Romano devotes full chapters to the major bands - Pink Floyd, King Crimson (who get two chapters, due to Robert Fripp’s re-emergence in later years), Emerson, Lake and Palmer, Yes, Genesis, Jethro Tull, Gentle Giant, and Camel, discussing how they formed, who their influences were, examining each of their albums in chronological order and in refreshing detail as concerns songwriting processes and instrumentation, keeping track of musicians leaving bands as others come in (and there was a LOT of goings and comings), looking at the producers and the impact they had on each band, incorporating interview excerpts and opinions (both from older press sources and recent conversations), in general tracing the arcs of their careers. One wishes at times he would have spent more time analyzing than describing, but in any case their is a lot of information here.

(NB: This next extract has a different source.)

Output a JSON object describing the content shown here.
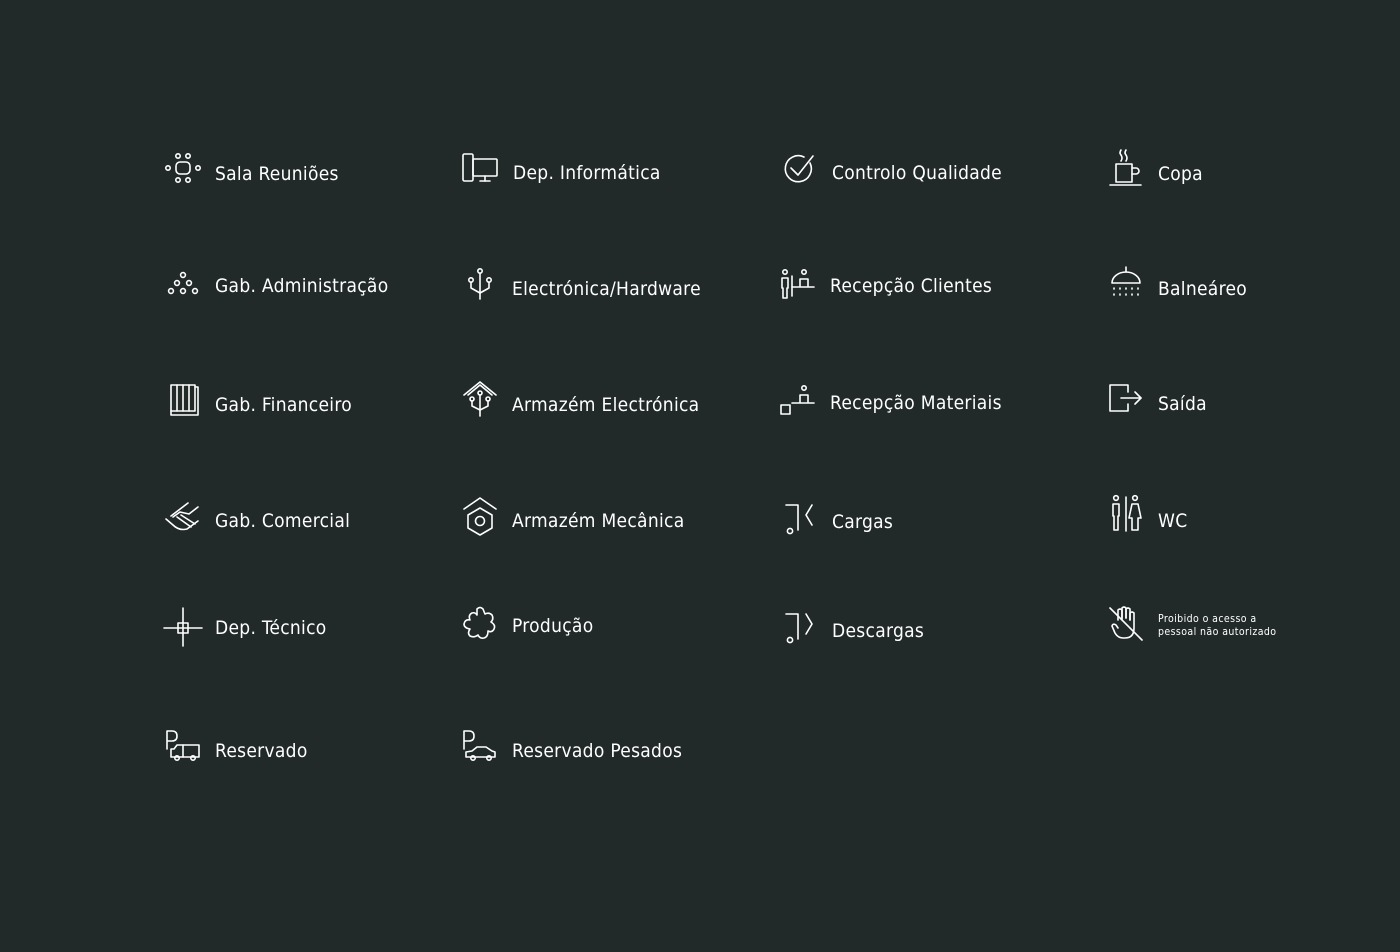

A number of lesser bands (in terms of international popularity, at least) are also covered - Colosseum, Greenslade, Soft Machine, Hatfield and the North, Gong, Barclay James Harvest, Strawbs, and a much-too-brief look at Mike Oldfield. His definition of “prog” is narrow enough to largely exclude much coverage of Led Zeppelin or Hawkwind, who certainly were “progressive”, albeit within somewhat different (yet, I would argue, related) subgenres of rock. I would have liked to learn more about obscure bands such as Flash or Public Foot The Roman, but any history of any musical field must be selective or be unwieldy.

Although most fans on this side of the Atlantic automatically think “British” when they think of prog rock, Romano thankfully includes chapters on Italy, German, the US (namely Kansas and Styx, who are now largely remembered more for their pop singles than their prog LP’s), but the only non-English band to get their own chapter is, perhaps not surprisingly, Rush. The chapter on Germany strikes me as not inclusive or detailed enough. However, the chapter on Italy will be an eye-opener to Western Hemisphere readers who may possibly remember PFM, but none of the others. There are also chapters devoted to prog bands which emerged after the Golden Era - U.K. Marillion, Dream Theater, plus one that briefly surveys a few of the modern-day, current-century prog bands. There is also a chapter devoted to the sorry state of affairs Yes, Genesis, and the members of ELP found themselves in after the bottom fell out on the halcyon days of the prog era. The author is brave enough to entitle this chapter “Throwing It All Away”.

Romano includes a list of 297 (why 297?) essential prog albums, which should prove to be of some value to newcomers, as well as a checklist for fans. There will be arguments, to be certain. (Magma are on the Top 20. Why is there no coverage of the Kobaian masters otherwise?) The large color photos of bands are nice, but the thumbnails of LP covers are sometimes too small to mean anything (and a few are repeated). The foreword is by Bill Bruford, who pops up often throughout these pages, as you might expect.

In all, this may not the perfect prog history, but it’s certainly the best thing I’ve seen on this under-served topic to date.

Labels: , , , , ,